If it fits the thread, there’s great footage of it, and it’s interesting, then we’re doing it.

TT: Were there any events or themes that emerged that were particularly surprising to you?

Igel: This project has taken about a year and a half. We thought it would only take three months. A lot of why it took so long is because we keep on finding these insane threads and rabbit holes. Our chapter on the 1960s lasts for 40–60 minutes or so. And that is because there’s just so much to talk about.

I was very shocked to see how all-encompassing MIT has been, especially with regard to all the alumni who come out of here, and particularly their attachment to MIT’s dorm culture and MIT’s culture in general. For example, it turns out that Claude Shannon [PhD ’40], the father of information theory, used to drive his unicycle up and down East Campus’ halls. All these different people’s countless little anecdotes really excited us. 

TT: Have you shown the documentary to anyone so far? What has the process of soliciting feedback looked like?

Igel: We screened the first hour and 45 minutes, from the 1940s to the end of the 70s, for our fraternity, Phi Kappa Theta. And that itself felt like making a movie, beginning, middle and end. I was very pleased by the reaction. It felt really powerful to be able to see this stream of mini movies, all wrapped up into one long experience. Being able to hear people’s reactions was really good. I was terrified that no one was going to react and it was going to be dead silent. But watching it is like experiencing one long music video, and reacting to it with everyone else made it most meaningful. 

TT: When did you start putting up the “Who is MIT” posters to advertise? Did you intend for them to be linked to the event?

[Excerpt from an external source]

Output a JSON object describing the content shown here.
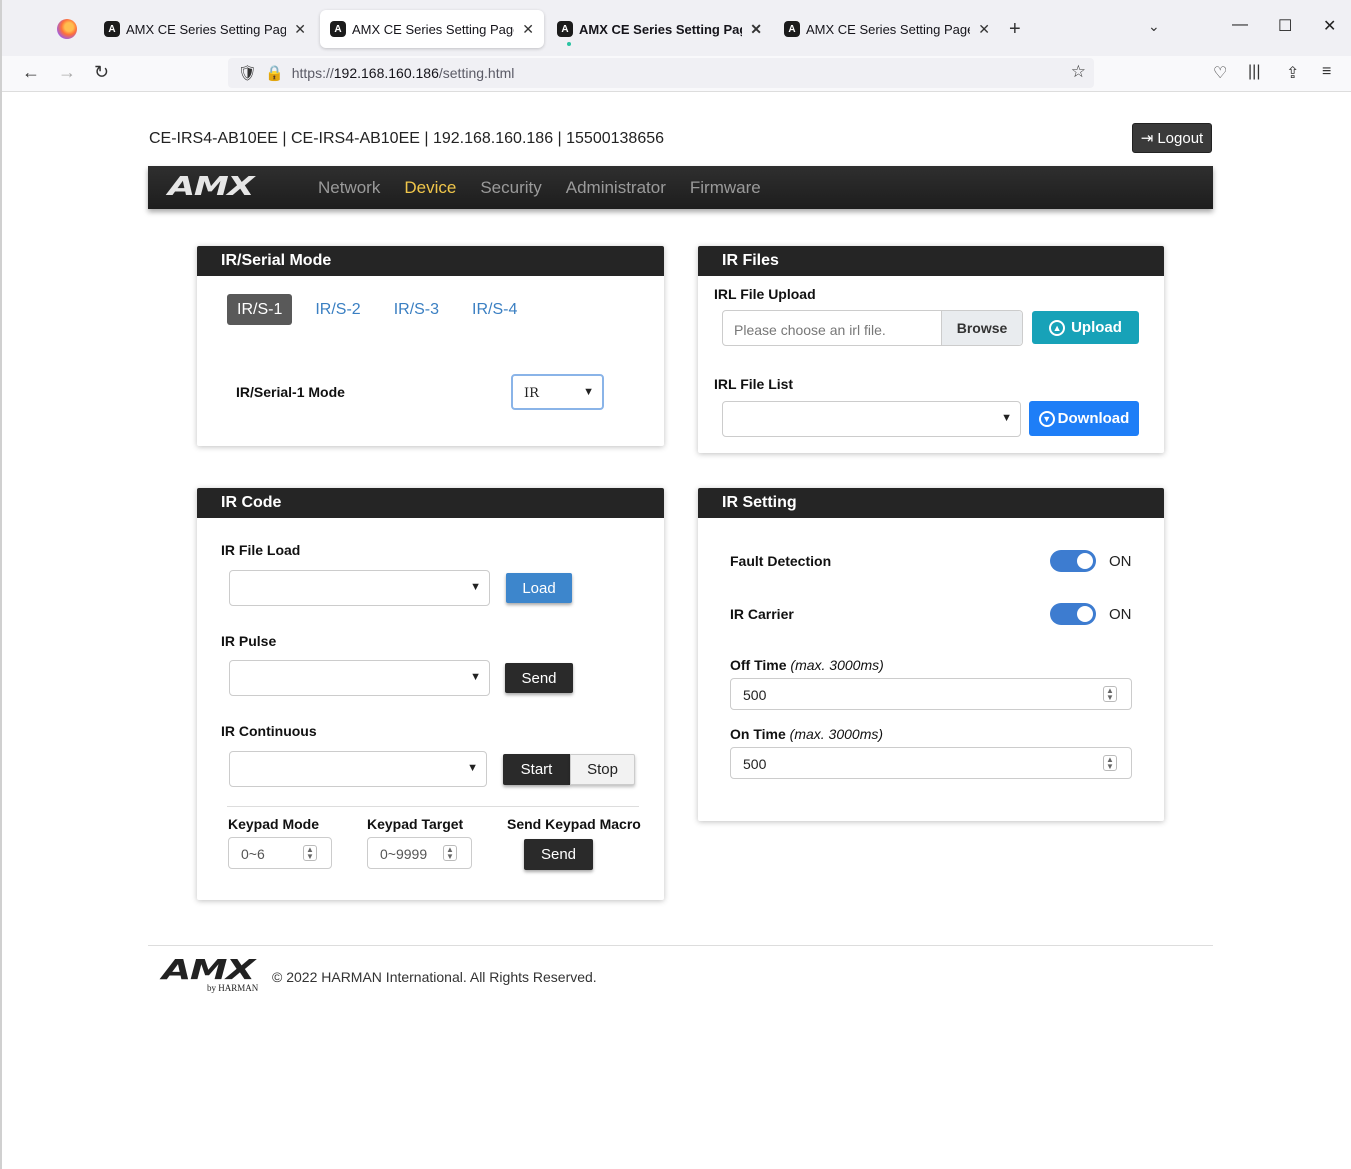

Igel: We wanted to have a teaser one month before the premiere, so around April 1. The posters were Wesley’s idea. And I was scared at first because I was like “this makes our movie look way more combative, way more controversial than it is,” but we did it anyway. And every single person we showed it to had a wildly different reaction, which is exactly what we wanted. And it was memeable too. So we printed out 1,000 posters, made like 12 different variants, and got as many friends as possible to pepper them throughout campus. 

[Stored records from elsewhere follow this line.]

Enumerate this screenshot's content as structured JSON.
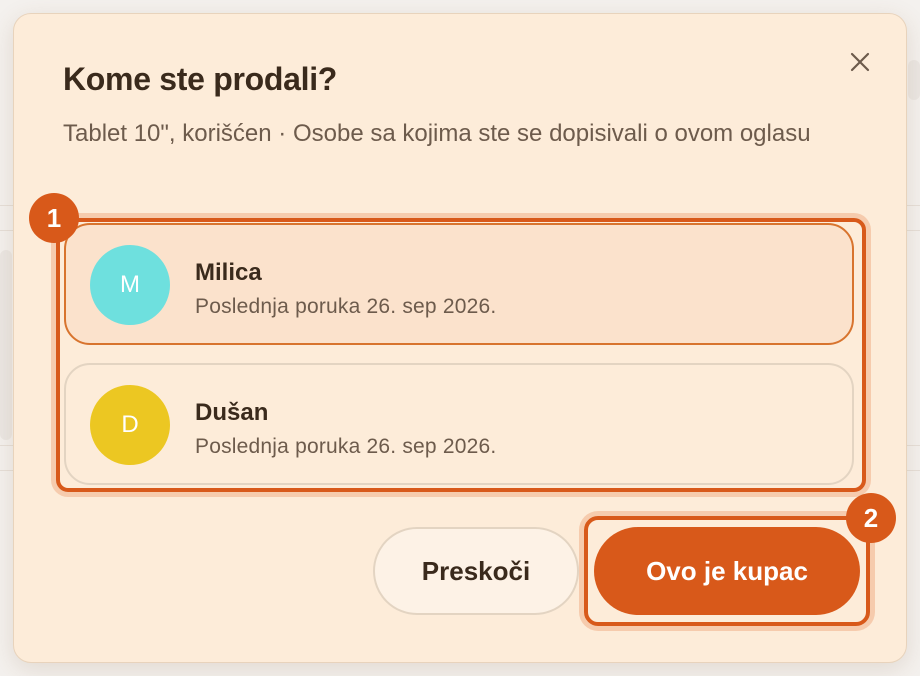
{
  "modal": {
    "title": "Kome ste prodali?",
    "subtitle": "Tablet 10\", korišćen · Osobe sa kojima ste se dopisivali o ovom oglasu",
    "close_icon": "close-icon"
  },
  "buyers": [
    {
      "initial": "M",
      "name": "Milica",
      "meta": "Poslednja poruka 26. sep 2026.",
      "avatar_color": "#6ee0de",
      "selected": true
    },
    {
      "initial": "D",
      "name": "Dušan",
      "meta": "Poslednja poruka 26. sep 2026.",
      "avatar_color": "#ecc722",
      "selected": false
    }
  ],
  "actions": {
    "skip_label": "Preskoči",
    "confirm_label": "Ovo je kupac"
  },
  "markers": {
    "list_marker": "1",
    "confirm_marker": "2"
  },
  "colors": {
    "accent": "#d8591a",
    "modal_bg": "#fdecd9",
    "selected_row_bg": "#fbe2cc"
  }
}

We were not expecting all the parody posters and all that came around. But a lot of the parody posters were doing our job for us; they still had “5-1-22,” which is what we wanted, so we were more than happy. The goal was to set up the ultimate reveal, which was the canonical posters, the Instagram release, and all of the pubbing we’re doing now. 

TT: Is there a central theme/takeaway from the film, or something in particular you hope the audience leaves with?

Igel: Something that the audience needs is an understanding that there is such a massive, vast array of threads and storylines that are taking place in this portion of MIT’s history that we cover, and although we’re only giving you a snippet of it, we do hope to give people a greater understanding and an emotional understanding of what students were going through when they were living in the exact same dorms as us, when they’re taking the same classes as us decades prior. 

We also hope that the audience comes away with an understanding that all the different elements of our lives, the institutions we have, like pass/fail or the reason why our housing situation looks the way it does or why MIT is so hard.

Those are all very determined by these vast historical forces. 

One of our primary goals is that we want to become part of the canon of the movies that inspired us to make this one.

Every 10–20 years there is a really important movie about MIT, usually made by MIT students. “MIT: Progressions” was the primary one we built on. Each one of them really transports you to what life was like back then. And we hope to be able to do the same, both by looking back at those and also creating a snapshot of what the past few years have been.

Update 05/04/2022: A previous version of the article featured a few grammatical inconsistencies in comments from Luke Igel ’22. The article has been updated.